Copy all records exactly; omit pictures.
------------
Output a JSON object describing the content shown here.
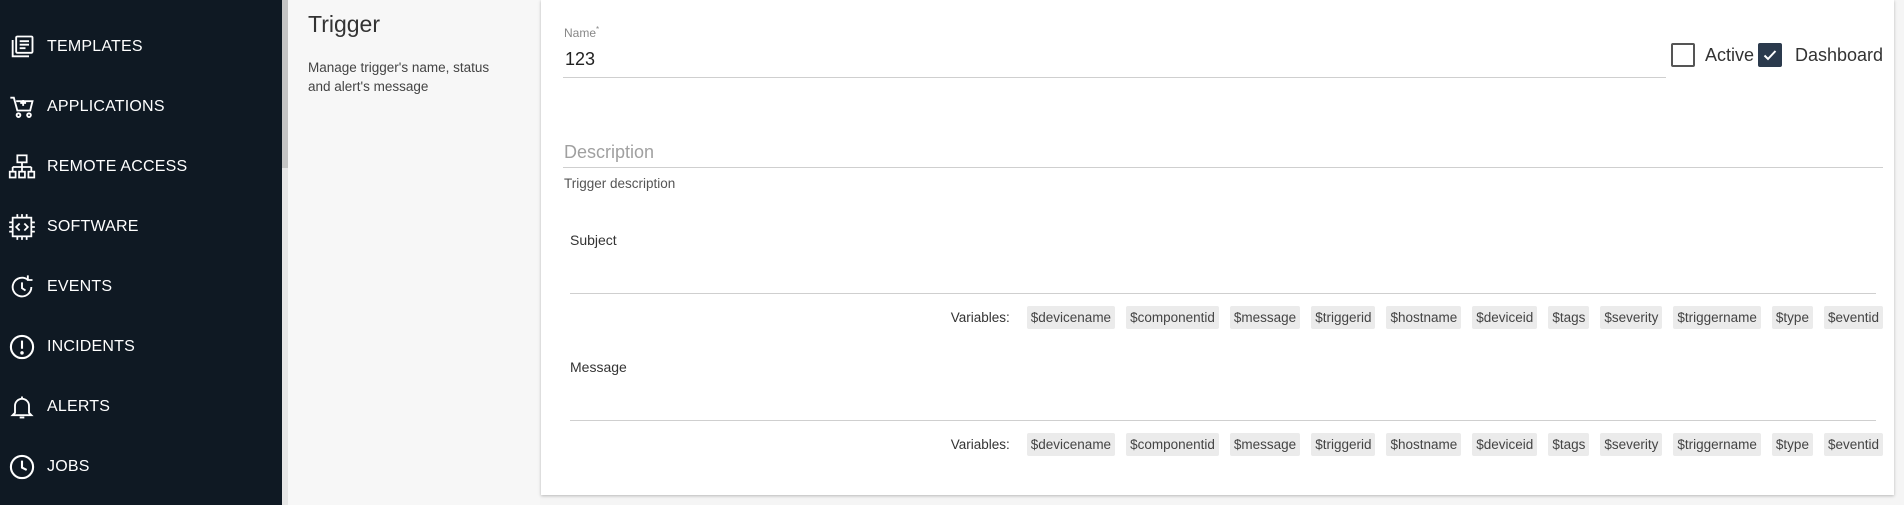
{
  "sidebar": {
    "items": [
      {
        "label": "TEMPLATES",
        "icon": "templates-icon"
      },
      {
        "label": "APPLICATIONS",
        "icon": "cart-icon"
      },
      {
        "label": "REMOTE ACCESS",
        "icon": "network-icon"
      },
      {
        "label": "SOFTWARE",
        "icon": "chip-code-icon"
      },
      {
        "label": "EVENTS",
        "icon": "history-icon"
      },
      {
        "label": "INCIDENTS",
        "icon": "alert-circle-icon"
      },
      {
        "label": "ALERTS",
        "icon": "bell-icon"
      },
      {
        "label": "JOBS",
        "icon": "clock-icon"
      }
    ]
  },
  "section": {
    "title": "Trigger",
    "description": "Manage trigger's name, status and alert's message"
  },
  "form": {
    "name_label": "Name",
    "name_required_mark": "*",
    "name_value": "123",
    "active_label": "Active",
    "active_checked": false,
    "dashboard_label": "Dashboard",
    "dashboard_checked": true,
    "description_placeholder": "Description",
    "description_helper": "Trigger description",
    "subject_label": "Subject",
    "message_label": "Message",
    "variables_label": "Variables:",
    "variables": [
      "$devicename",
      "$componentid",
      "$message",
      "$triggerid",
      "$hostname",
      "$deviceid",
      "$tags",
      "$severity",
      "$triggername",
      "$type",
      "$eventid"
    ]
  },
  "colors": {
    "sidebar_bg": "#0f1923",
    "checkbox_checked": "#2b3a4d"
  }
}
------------
- **Exercise result**:
Output a JSON object describing the content shown here.
{
  "sidebar": {
    "items": [
      {
        "label": "TEMPLATES",
        "icon": "templates-icon"
      },
      {
        "label": "APPLICATIONS",
        "icon": "cart-icon"
      },
      {
        "label": "REMOTE ACCESS",
        "icon": "network-icon"
      },
      {
        "label": "SOFTWARE",
        "icon": "chip-code-icon"
      },
      {
        "label": "EVENTS",
        "icon": "history-icon"
      },
      {
        "label": "INCIDENTS",
        "icon": "alert-circle-icon"
      },
      {
        "label": "ALERTS",
        "icon": "bell-icon"
      },
      {
        "label": "JOBS",
        "icon": "clock-icon"
      }
    ]
  },
  "section": {
    "title": "Trigger",
    "description": "Manage trigger's name, status and alert's message"
  },
  "form": {
    "name_label": "Name",
    "name_required_mark": "*",
    "name_value": "123",
    "active_label": "Active",
    "active_checked": false,
    "dashboard_label": "Dashboard",
    "dashboard_checked": true,
    "description_placeholder": "Description",
    "description_helper": "Trigger description",
    "subject_label": "Subject",
    "message_label": "Message",
    "variables_label": "Variables:",
    "variables": [
      "$devicename",
      "$componentid",
      "$message",
      "$triggerid",
      "$hostname",
      "$deviceid",
      "$tags",
      "$severity",
      "$triggername",
      "$type",
      "$eventid"
    ]
  },
  "colors": {
    "sidebar_bg": "#0f1923",
    "checkbox_checked": "#2b3a4d"
  }
}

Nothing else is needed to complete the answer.